Perched on the edge of West Africa, Senegal has long gone quietly about its business while its neighbors get into all sorts of trouble. Quietly, of course, is a misleading word in the context of Dakar, the sultry capital city and dust-ridden domain of all-night music clubs, infamous traffic, relentless hustlers, and nonstop construction, where the dead silence of night is regularly punctured by soaring muezzin calls to mosque.
And then there’s the food. Among other...Read More
Our immediate impressions of Tiwai Island, a wildlife sanctuary/research facility and community-led conservation initiative in Sierra Leone’s southeast, weren’t the best: Here we found ourselves on a hot, buggy tropical island in the isolated Moa River, with two very quiet nights ahead. The common area for guests, a large domed, open-sided solar-powered hut in the middle of a forest clearing, offered little distraction other than an information board and a few wooden tables. Same for the simple wood-roofed platforms, each holding one or two tents, dotting the clearing’s perimeter.

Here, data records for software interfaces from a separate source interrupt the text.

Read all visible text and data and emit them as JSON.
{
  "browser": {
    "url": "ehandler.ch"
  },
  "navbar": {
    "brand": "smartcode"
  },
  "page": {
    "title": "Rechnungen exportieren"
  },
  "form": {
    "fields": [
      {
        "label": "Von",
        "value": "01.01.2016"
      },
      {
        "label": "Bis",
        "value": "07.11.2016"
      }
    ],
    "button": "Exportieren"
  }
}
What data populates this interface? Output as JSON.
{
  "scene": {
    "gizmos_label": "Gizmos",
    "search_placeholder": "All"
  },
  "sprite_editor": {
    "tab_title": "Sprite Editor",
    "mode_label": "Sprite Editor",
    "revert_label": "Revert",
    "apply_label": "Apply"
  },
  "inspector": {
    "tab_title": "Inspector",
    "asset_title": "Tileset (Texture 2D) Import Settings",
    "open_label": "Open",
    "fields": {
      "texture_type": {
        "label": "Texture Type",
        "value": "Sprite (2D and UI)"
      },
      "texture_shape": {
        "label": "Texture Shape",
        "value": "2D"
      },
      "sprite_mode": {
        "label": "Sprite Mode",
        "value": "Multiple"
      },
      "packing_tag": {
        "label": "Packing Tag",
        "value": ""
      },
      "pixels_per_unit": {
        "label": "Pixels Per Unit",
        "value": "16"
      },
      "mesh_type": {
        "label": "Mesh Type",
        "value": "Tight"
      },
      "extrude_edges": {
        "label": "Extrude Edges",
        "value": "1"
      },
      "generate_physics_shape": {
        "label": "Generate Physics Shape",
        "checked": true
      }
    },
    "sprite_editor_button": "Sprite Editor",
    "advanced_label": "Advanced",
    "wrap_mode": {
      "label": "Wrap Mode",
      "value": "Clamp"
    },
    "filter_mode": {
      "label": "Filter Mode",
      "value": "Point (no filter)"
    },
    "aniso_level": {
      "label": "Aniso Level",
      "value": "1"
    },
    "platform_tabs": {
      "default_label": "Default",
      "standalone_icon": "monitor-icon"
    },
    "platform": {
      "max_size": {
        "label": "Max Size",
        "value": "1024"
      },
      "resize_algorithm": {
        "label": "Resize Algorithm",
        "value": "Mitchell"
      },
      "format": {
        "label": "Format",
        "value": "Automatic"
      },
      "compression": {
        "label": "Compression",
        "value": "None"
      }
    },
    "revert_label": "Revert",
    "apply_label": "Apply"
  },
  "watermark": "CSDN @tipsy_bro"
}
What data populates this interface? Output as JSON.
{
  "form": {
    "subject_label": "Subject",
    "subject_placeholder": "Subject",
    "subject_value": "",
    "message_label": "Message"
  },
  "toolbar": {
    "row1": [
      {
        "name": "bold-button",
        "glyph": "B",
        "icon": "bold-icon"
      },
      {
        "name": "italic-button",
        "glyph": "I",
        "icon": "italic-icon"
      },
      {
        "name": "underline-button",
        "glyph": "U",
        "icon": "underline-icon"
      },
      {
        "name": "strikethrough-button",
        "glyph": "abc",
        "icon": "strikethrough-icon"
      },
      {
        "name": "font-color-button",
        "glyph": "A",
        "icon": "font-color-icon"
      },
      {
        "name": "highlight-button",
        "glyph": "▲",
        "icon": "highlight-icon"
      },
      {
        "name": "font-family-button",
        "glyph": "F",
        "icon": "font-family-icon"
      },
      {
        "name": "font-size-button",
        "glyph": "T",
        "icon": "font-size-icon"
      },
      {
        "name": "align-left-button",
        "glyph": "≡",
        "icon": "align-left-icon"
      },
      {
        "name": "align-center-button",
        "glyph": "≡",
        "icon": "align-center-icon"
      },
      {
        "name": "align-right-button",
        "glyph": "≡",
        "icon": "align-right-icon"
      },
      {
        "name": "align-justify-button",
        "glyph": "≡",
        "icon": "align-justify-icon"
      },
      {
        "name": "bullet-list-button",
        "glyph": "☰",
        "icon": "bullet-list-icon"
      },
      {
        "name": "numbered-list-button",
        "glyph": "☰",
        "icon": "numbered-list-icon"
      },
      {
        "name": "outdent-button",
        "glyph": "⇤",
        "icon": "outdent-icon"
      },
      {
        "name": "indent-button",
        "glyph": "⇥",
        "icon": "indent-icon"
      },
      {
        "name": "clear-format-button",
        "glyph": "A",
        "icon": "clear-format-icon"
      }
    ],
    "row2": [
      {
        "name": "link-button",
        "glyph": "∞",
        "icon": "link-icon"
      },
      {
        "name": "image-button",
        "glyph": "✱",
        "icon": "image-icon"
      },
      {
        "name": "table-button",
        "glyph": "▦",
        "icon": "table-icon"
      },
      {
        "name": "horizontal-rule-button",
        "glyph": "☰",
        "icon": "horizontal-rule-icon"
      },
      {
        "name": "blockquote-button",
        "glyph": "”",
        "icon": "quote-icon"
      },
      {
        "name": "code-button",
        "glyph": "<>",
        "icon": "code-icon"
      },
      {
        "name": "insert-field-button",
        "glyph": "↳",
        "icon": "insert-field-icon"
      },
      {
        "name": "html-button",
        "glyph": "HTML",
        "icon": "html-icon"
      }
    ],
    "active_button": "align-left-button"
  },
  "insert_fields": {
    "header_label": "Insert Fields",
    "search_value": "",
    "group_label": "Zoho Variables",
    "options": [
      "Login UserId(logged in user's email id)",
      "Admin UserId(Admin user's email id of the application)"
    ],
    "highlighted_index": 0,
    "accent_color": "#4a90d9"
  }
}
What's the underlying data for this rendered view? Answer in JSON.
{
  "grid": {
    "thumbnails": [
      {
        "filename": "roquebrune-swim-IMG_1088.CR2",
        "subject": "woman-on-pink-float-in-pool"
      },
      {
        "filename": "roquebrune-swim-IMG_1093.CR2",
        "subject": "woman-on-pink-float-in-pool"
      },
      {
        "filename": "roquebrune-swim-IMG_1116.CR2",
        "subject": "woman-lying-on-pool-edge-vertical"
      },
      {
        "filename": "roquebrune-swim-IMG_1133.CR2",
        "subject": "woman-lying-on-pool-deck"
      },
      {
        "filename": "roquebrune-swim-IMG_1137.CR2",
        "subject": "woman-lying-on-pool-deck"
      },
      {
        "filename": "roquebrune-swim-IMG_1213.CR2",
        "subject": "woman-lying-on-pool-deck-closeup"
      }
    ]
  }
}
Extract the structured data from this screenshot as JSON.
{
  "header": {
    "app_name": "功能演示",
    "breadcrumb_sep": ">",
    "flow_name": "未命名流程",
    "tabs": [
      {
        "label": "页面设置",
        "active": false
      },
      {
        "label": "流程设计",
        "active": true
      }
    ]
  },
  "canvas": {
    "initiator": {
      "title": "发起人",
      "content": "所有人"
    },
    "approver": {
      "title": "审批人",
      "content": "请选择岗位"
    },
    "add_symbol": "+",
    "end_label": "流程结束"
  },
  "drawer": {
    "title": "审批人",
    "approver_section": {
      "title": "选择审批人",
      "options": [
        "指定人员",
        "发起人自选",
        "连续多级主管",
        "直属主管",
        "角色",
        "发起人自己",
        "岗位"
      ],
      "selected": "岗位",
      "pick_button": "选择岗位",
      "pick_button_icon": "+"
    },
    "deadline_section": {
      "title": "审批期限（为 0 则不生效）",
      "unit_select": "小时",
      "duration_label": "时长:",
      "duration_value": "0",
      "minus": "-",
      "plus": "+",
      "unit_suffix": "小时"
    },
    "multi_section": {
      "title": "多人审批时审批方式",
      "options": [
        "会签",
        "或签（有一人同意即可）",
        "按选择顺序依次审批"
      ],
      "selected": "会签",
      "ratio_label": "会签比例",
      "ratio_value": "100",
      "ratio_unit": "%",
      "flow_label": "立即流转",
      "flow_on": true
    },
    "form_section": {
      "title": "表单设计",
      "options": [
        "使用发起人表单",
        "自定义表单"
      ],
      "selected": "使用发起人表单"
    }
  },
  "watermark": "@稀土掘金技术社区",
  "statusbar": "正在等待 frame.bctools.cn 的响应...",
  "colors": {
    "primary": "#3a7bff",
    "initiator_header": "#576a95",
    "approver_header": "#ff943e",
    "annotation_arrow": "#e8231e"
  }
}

Scott and I had been relatively unplugged since arriving in Sierra Leone a week and a half earlier, but...Read More
Our latest city spotlight turns north to Montréal, where French-Québécois comfort food meets cosmopolitan nose-to-tail dining, innovative microbreweries, and old-school Jewish classics.
The flower market outside Marché Atwater
Montréal, just 330 miles north of New York City, is an increasingly exciting place to be, whether it’s live music, cultural festivals, contemporary art, boutique shopping, or food and drink you’re after. We are predisposed to favor the latter, naturally, and Canada’s second-largest city, with its ethnic diversity and rich (if tumultuous) Franco- and Anglophone history, does not disappoint. Start by exploring the most regional of Québécois foods—the meat...Read More
In a new series of city spotlights, we’ll sum up in quick bloggy format the essential dishes of destinations we cover in full elsewhere. Think of them as teasers, or perhaps appetizers for more! First up is one of our more recently covered cities, New Haven, Connecticut, an iconic pizza town with some hidden gems to boot.
The New Haven Green
New Haven has an affinity for the old. This is, after all, a nearly 375-year-old New England city, with all the usual hallmarks: an Ivy League university (Yale); a spacious Puritan-constructed downtown “green,” or grassy town square; graceful if peeling Victorian architecture; even a nickname after trees (Elm City). Fortunately, that respect...Read More